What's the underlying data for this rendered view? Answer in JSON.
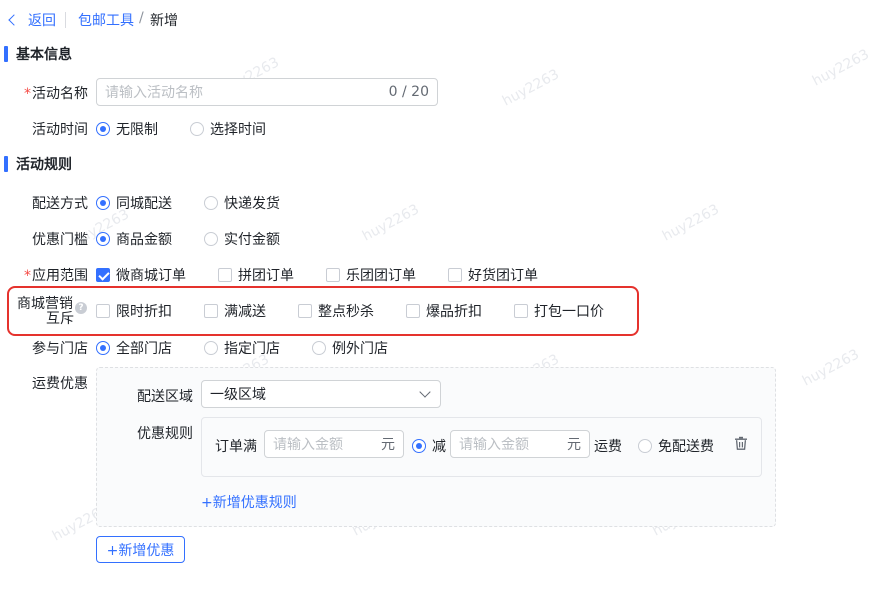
{
  "breadcrumb": {
    "back_label": "返回",
    "parent_label": "包邮工具",
    "separator": "/",
    "current_label": "新增"
  },
  "sections": {
    "basic": "基本信息",
    "rules": "活动规则"
  },
  "required_mark": "*",
  "activity_name": {
    "label": "活动名称",
    "placeholder": "请输入活动名称",
    "counter": "0 / 20"
  },
  "activity_time": {
    "label": "活动时间",
    "options": [
      "无限制",
      "选择时间"
    ],
    "selected": 0
  },
  "delivery": {
    "label": "配送方式",
    "options": [
      "同城配送",
      "快递发货"
    ],
    "selected": 0
  },
  "threshold": {
    "label": "优惠门槛",
    "options": [
      "商品金额",
      "实付金额"
    ],
    "selected": 0
  },
  "scope": {
    "label": "应用范围",
    "options": [
      "微商城订单",
      "拼团订单",
      "乐团团订单",
      "好货团订单"
    ],
    "checked": [
      true,
      false,
      false,
      false
    ]
  },
  "exclusion": {
    "label_line1": "商城营销",
    "label_line2": "互斥",
    "help_glyph": "?",
    "options": [
      "限时折扣",
      "满减送",
      "整点秒杀",
      "爆品折扣",
      "打包一口价"
    ],
    "checked": [
      false,
      false,
      false,
      false,
      false
    ]
  },
  "stores": {
    "label": "参与门店",
    "options": [
      "全部门店",
      "指定门店",
      "例外门店"
    ],
    "selected": 0
  },
  "shipping": {
    "label": "运费优惠",
    "area_label": "配送区域",
    "area_value": "一级区域",
    "rule_label": "优惠规则",
    "order_full_label": "订单满",
    "amount_placeholder": "请输入金额",
    "yuan": "元",
    "reduce_label": "减",
    "fee_label": "运费",
    "free_label": "免配送费",
    "reduce_selected": true,
    "add_rule_label": "+新增优惠规则"
  },
  "add_discount_label": "+新增优惠",
  "watermark": "huy2263",
  "colors": {
    "primary": "#3370ff",
    "required": "#f54a45",
    "highlight": "#e5322d"
  }
}
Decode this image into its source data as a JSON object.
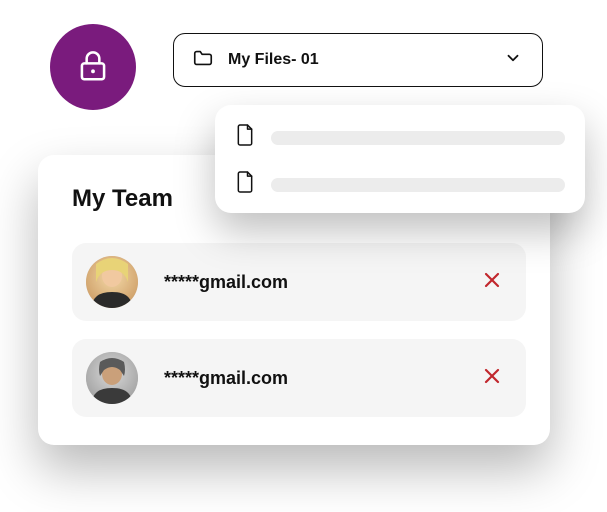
{
  "colors": {
    "lock_badge_bg": "#7a1b7d",
    "remove_icon": "#c1272d"
  },
  "folder_select": {
    "label": "My Files- 01"
  },
  "files_popover": {
    "items": [
      {
        "name_placeholder": true
      },
      {
        "name_placeholder": true
      }
    ]
  },
  "team_card": {
    "title": "My Team",
    "members": [
      {
        "email_masked": "*****gmail.com"
      },
      {
        "email_masked": "*****gmail.com"
      }
    ]
  }
}
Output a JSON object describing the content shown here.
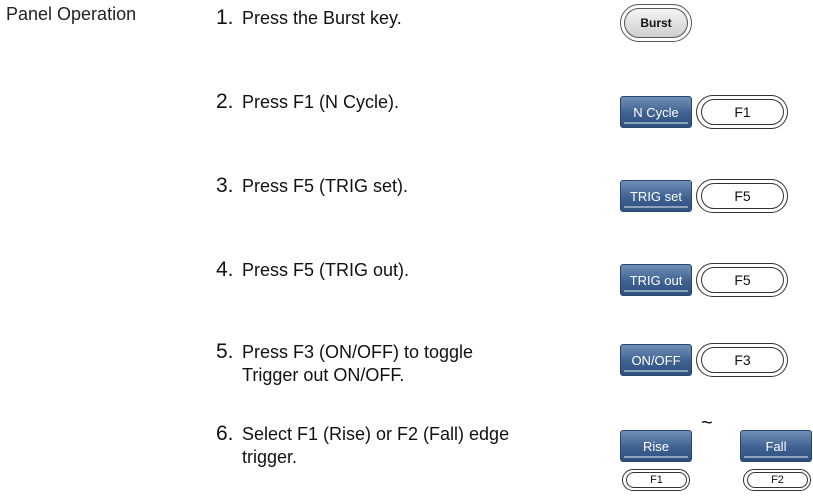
{
  "section_label": "Panel Operation",
  "steps": [
    {
      "num": "1.",
      "line1": "Press the Burst key."
    },
    {
      "num": "2.",
      "line1": "Press F1 (N Cycle)."
    },
    {
      "num": "3.",
      "line1": "Press F5 (TRIG set)."
    },
    {
      "num": "4.",
      "line1": "Press F5 (TRIG out)."
    },
    {
      "num": "5.",
      "line1": "Press F3 (ON/OFF) to toggle",
      "line2": "Trigger out ON/OFF."
    },
    {
      "num": "6.",
      "line1": "Select F1 (Rise) or F2 (Fall) edge",
      "line2": "trigger."
    }
  ],
  "keys": {
    "burst": "Burst",
    "n_cycle": "N Cycle",
    "trig_set": "TRIG set",
    "trig_out": "TRIG out",
    "on_off": "ON/OFF",
    "rise": "Rise",
    "fall": "Fall",
    "f1": "F1",
    "f2": "F2",
    "f3": "F3",
    "f5": "F5",
    "tilde": "~"
  }
}
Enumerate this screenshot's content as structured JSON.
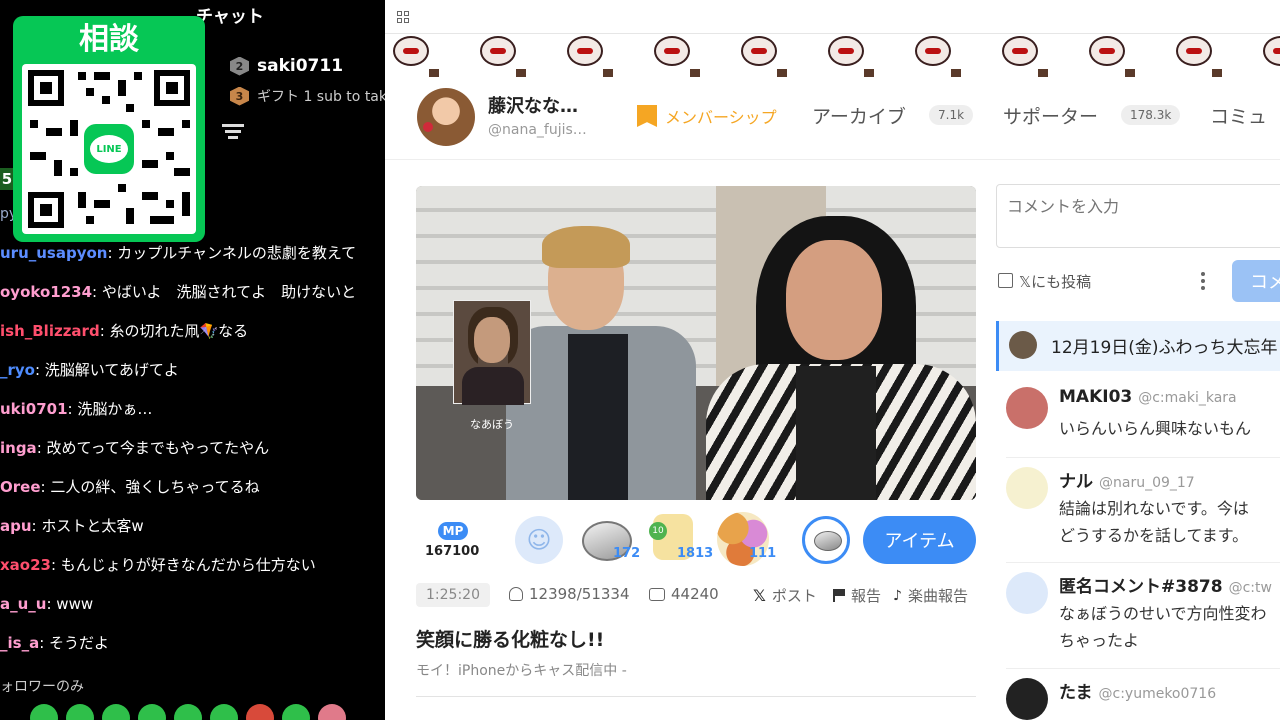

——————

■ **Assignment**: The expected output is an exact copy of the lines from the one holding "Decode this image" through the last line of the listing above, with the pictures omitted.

■ **Solution for this exercise**:
Decode this image into its source data as a JSON object.
{
  "colors": {
    "lock_badge_bg": "#7a1b7d",
    "remove_icon": "#c1272d"
  },
  "folder_select": {
    "label": "My Files- 01"
  },
  "files_popover": {
    "items": [
      {
        "name_placeholder": true
      },
      {
        "name_placeholder": true
      }
    ]
  },
  "team_card": {
    "title": "My Team",
    "members": [
      {
        "email_masked": "*****gmail.com"
      },
      {
        "email_masked": "*****gmail.com"
      }
    ]
  }
}
Output a JSON object describing the content shown here.
{
  "section_label": "Panel Operation",
  "steps": [
    {
      "num": "1.",
      "line1": "Press the Burst key."
    },
    {
      "num": "2.",
      "line1": "Press F1 (N Cycle)."
    },
    {
      "num": "3.",
      "line1": "Press F5 (TRIG set)."
    },
    {
      "num": "4.",
      "line1": "Press F5 (TRIG out)."
    },
    {
      "num": "5.",
      "line1": "Press F3 (ON/OFF) to toggle",
      "line2": "Trigger out ON/OFF."
    },
    {
      "num": "6.",
      "line1": "Select F1 (Rise) or F2 (Fall) edge",
      "line2": "trigger."
    }
  ],
  "keys": {
    "burst": "Burst",
    "n_cycle": "N Cycle",
    "trig_set": "TRIG set",
    "trig_out": "TRIG out",
    "on_off": "ON/OFF",
    "rise": "Rise",
    "fall": "Fall",
    "f1": "F1",
    "f2": "F2",
    "f3": "F3",
    "f5": "F5",
    "tilde": "~"
  }
}
Enumerate this screenshot's content as structured JSON.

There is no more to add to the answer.